Well, certainly in the South it was. But New Orleans in a way was a New York before New York. The first opera house was in New Orleans not New York. [Then] New York became the great metropolis, really the city of cities, where people from across the globe went to find their way. And we now see it, sadly … that most people of ordinary means cannot afford to live in Manhattan anymore. Contrast that with New Orleans, which is human scale, but it is a place where the social mosaic holds a mirror to the Carribbean in many of its mores and at the same time has that long touch of French and Spanish sensibility; it’s certainly there in the food and some of the mannered ways that people interact. You could say that’s old South, but it’s also European. I think the city has an allure to people from other places, and ever since Katrina it has become a kind of recovery narrative that keeps drawing greater numbers of visitors and tourists.
The sad thing to me is, here we are a generation later and the current bishop just continues to practice not being forthcoming.

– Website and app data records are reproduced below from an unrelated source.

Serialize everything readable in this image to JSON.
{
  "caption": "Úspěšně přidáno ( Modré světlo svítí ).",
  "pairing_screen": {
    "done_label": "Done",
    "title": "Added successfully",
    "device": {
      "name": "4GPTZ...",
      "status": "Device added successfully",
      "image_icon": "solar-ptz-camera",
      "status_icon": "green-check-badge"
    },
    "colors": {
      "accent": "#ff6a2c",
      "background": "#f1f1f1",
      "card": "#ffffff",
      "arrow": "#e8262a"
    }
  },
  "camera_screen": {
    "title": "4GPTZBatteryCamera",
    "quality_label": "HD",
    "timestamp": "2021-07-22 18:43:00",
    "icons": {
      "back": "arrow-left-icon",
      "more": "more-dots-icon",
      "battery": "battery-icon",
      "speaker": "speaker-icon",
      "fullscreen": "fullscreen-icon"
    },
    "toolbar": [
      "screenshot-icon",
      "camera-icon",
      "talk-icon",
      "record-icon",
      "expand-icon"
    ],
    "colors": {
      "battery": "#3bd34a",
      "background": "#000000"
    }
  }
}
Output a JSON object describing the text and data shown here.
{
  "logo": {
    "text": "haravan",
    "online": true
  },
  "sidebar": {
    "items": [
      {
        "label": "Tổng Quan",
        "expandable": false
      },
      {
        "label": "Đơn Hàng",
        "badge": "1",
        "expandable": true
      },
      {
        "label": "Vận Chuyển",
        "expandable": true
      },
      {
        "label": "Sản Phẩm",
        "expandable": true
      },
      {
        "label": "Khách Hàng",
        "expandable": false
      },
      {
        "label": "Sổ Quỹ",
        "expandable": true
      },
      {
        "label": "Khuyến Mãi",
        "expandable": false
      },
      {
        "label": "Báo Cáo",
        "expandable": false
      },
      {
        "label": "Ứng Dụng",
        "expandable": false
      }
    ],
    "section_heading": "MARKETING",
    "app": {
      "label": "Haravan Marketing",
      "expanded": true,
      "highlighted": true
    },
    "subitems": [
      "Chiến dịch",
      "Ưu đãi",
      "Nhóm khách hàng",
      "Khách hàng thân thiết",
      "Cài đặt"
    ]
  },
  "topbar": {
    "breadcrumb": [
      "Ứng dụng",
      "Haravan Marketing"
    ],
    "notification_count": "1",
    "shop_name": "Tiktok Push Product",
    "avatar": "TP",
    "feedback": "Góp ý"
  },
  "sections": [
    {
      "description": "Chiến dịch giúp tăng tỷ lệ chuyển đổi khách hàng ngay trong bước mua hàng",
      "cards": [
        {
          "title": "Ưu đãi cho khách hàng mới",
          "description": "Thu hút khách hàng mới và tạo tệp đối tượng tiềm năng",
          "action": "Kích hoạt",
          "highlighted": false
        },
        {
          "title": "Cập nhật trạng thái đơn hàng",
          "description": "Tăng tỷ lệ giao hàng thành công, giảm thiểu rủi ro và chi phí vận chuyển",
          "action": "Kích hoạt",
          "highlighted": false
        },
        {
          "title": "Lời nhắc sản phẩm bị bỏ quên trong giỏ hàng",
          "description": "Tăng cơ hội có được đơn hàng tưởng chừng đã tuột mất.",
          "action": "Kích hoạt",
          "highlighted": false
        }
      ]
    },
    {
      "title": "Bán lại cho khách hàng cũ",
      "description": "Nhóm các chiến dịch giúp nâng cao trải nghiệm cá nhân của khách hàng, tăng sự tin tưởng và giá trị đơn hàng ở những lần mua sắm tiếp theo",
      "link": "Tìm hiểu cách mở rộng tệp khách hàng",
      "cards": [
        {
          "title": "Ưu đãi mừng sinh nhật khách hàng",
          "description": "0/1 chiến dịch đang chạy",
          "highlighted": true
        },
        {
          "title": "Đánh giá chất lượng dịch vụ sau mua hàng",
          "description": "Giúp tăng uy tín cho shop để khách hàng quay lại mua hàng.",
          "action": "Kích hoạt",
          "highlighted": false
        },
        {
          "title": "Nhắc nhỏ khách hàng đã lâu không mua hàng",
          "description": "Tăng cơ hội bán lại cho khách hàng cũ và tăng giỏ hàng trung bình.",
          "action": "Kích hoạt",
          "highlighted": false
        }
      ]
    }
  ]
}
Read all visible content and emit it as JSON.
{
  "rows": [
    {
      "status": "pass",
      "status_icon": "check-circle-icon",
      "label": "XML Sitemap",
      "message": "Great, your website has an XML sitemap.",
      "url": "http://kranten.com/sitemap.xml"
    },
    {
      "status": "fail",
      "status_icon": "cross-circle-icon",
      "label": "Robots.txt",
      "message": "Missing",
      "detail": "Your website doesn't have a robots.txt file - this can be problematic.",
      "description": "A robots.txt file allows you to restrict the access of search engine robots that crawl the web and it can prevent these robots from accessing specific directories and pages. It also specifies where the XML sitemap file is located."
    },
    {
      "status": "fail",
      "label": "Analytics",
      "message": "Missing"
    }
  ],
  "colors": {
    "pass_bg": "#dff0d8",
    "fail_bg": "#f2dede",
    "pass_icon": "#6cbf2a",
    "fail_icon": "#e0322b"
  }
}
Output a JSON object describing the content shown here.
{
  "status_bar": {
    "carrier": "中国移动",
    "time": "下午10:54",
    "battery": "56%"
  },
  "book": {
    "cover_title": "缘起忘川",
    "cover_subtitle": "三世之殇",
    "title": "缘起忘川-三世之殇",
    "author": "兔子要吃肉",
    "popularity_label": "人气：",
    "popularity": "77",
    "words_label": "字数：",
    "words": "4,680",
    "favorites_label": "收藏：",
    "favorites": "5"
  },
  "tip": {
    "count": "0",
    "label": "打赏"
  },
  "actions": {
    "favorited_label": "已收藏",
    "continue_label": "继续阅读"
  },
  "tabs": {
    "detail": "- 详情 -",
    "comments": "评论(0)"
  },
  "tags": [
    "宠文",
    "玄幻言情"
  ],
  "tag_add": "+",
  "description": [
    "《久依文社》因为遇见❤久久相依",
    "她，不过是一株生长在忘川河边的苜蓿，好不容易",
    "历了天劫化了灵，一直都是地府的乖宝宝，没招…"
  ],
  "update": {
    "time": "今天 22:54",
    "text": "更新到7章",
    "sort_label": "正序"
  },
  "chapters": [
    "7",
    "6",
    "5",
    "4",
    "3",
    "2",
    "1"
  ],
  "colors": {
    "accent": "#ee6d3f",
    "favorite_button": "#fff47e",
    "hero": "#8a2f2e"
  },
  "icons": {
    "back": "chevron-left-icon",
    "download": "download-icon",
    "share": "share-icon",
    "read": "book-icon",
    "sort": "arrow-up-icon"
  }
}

You argued once that the lesson of the abuse scandal in Lafayette was why a strong press matters. Hearing you recount your experience, I don’t know if as a local journalist I would have been afforded the ability to do that same reporting today. And I mean that financially. Local press is under an economic assault in a way that’s really troubling.
I understand what you mean. There a couple of ways of looking at that. What was striking to me about the experience I had in Lafayette was not that The Times of Acadiana, or Steve May particularly, had the gumption to go ahead and let me do it. Plenty of alternative weeklies back in the ’70s and ’80s were doing really fine investigative work. What jumped out at me the most was getting attacked by the daily newspaper for doing my job as a journalist. The people who wrote those things are gone now, or at least no longer writing. I think the idea was so hard for people in Cajun country to really wrap their minds around that the church could be an institution so layered in secrecy and covering up such a range of sexual behavior patterns. The sad thing to me is, here we are a generation later and the current bishop just continues to practice not being forthcoming. You know the television station [KATC] really did the work the Diocese itself should have done. They’ve done extraordinary work … But now it’s kind of pathetic, in a way, that this bishop acts like nothing has changed, that the world is the way it was, and took his time, dragged his feet with all these questions lingering.
City of a Million Dreams seems hopeful. Why is there hopefulness, given all the slings and arrows pointed at New Orleans and Louisiana at large?
I think the city’s resilience is an American success story. I am not a triumphalist by temperament. Quite the opposite. One of the things I say in the book is that policy fails and culture prevails. The first several years after the hurricane, the state didn’t come to our rescue. There was no massive line of funding that came from Baton Rouge. FEMA was certainly actively present. It took quite a while before Congress authorized the Road Home program, and there were bureaucratic problems with that, getting the money into the accounts of people who needed the funds. In the end, it did work. But many of the musicians came back even when they didn’t have homes. And they kept playing, and had the music not returned, I don’t think tourism would have rebounded as quickly. Before the hurricane I would periodically get a call from a reporter … and he or she would say, “look I’ve been walking around the French Quarter. What’s it really like to live here?” I would always say the same thing. Politically nothing important happens here. This place is a backwater; it’s at the edge of America, and people yawn at corruption. But culturally this city is rich as gold.